▸ **Your goal**
Retype exactly the lines from the line with "Extract the structured" to the end of the data, keeping both boundary lines.

..............................

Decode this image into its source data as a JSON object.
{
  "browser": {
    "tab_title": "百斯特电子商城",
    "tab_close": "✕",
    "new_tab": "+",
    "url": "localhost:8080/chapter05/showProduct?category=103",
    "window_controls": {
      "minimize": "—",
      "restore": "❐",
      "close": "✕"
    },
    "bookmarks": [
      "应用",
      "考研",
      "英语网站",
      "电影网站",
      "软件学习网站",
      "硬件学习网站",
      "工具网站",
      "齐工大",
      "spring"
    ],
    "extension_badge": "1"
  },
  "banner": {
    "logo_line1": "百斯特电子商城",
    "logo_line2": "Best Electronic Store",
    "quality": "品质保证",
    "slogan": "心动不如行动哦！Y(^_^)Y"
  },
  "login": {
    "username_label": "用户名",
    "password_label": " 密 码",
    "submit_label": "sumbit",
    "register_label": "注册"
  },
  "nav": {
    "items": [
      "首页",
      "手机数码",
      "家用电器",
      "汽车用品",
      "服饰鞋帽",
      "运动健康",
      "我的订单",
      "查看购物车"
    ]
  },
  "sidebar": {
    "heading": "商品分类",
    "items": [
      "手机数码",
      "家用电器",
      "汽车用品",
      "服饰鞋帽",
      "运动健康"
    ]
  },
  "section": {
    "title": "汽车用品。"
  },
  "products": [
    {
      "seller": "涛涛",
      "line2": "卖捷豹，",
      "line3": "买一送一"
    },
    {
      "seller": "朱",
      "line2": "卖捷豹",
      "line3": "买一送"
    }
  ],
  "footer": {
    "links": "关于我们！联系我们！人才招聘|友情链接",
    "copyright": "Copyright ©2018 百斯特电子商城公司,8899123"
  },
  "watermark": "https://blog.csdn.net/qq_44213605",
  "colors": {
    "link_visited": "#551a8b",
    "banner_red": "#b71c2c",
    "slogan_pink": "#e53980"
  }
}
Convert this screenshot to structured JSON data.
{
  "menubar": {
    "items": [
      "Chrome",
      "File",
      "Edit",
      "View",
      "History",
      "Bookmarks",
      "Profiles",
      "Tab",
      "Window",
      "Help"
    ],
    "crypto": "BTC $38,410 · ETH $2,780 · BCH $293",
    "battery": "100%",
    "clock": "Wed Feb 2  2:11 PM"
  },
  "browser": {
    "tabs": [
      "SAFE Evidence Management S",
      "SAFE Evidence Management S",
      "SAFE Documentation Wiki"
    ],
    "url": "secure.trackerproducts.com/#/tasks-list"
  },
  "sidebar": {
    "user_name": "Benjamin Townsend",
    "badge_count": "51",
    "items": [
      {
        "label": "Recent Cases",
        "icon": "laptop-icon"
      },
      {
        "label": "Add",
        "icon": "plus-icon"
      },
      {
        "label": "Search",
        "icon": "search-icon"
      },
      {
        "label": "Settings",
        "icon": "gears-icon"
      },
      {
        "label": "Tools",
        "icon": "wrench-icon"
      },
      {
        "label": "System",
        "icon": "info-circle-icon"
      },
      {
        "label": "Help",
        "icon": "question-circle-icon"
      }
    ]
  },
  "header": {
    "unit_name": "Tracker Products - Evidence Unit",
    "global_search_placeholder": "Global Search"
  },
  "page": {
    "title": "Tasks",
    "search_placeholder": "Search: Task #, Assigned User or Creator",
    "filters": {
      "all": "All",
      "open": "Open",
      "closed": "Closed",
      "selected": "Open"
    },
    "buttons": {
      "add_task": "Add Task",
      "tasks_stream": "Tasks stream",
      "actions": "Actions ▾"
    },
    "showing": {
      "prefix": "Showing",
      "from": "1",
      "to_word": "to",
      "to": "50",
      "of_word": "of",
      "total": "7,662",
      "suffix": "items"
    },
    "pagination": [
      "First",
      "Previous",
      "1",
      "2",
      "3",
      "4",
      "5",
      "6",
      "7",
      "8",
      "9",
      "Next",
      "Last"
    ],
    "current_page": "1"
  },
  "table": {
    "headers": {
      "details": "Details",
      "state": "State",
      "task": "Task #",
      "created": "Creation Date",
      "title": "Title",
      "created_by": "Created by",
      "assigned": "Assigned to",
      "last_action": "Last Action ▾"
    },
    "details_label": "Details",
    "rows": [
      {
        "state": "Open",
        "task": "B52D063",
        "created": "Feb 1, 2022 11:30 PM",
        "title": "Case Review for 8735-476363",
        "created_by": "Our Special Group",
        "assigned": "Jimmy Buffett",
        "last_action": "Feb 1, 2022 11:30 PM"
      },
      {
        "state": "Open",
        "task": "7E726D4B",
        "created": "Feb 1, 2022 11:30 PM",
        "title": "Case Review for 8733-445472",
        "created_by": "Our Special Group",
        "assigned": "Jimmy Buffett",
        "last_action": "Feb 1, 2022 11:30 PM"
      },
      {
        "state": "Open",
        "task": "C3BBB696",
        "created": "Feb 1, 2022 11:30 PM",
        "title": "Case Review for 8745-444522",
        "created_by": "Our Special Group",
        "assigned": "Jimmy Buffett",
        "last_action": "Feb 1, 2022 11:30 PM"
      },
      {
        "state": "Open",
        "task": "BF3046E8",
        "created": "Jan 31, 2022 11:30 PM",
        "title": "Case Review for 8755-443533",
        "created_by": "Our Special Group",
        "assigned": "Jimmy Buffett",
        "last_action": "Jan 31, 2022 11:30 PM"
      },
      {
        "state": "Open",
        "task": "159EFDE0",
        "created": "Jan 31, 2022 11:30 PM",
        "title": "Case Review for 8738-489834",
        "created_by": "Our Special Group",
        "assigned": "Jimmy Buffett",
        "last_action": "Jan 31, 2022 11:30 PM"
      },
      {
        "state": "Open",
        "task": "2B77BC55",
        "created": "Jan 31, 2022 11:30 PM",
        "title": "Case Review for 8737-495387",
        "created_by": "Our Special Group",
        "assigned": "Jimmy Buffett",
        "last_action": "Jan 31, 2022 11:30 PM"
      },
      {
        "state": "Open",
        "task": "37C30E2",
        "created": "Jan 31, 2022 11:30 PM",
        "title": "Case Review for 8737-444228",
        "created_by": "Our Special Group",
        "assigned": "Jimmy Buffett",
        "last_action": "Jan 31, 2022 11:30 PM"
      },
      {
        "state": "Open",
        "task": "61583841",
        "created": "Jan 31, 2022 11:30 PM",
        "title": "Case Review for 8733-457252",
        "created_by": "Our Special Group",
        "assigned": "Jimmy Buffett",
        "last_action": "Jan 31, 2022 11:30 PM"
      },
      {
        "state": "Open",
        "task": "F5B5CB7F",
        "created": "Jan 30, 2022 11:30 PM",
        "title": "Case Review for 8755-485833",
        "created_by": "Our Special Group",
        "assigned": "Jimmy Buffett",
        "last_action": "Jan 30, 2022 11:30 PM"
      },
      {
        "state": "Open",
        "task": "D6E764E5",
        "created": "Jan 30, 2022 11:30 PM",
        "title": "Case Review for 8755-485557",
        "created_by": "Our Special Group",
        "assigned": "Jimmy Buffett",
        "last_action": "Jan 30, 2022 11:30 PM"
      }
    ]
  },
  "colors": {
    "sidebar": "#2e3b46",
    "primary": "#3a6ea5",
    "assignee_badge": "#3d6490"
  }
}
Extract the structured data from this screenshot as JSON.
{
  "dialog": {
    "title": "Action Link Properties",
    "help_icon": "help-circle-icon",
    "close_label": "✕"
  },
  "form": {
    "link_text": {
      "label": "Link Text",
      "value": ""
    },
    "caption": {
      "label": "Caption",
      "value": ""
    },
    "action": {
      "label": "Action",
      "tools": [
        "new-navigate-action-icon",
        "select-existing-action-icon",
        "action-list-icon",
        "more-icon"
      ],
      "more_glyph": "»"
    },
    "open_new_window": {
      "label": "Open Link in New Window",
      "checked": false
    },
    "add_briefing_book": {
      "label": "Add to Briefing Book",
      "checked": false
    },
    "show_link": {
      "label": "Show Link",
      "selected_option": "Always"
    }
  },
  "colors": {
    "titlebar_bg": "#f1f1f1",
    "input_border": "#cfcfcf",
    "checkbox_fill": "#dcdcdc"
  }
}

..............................

▸ **Solution**
Extract the structured data from this screenshot as JSON.
{
  "dialog": {
    "title": "Action Link Properties",
    "help_icon": "help-circle-icon",
    "close_label": "✕"
  },
  "form": {
    "link_text": {
      "label": "Link Text",
      "value": ""
    },
    "caption": {
      "label": "Caption",
      "value": ""
    },
    "action": {
      "label": "Action",
      "tools": [
        "new-navigate-action-icon",
        "select-existing-action-icon",
        "action-list-icon",
        "more-icon"
      ],
      "more_glyph": "»"
    },
    "open_new_window": {
      "label": "Open Link in New Window",
      "checked": false
    },
    "add_briefing_book": {
      "label": "Add to Briefing Book",
      "checked": false
    },
    "show_link": {
      "label": "Show Link",
      "selected_option": "Always"
    }
  },
  "colors": {
    "titlebar_bg": "#f1f1f1",
    "input_border": "#cfcfcf",
    "checkbox_fill": "#dcdcdc"
  }
}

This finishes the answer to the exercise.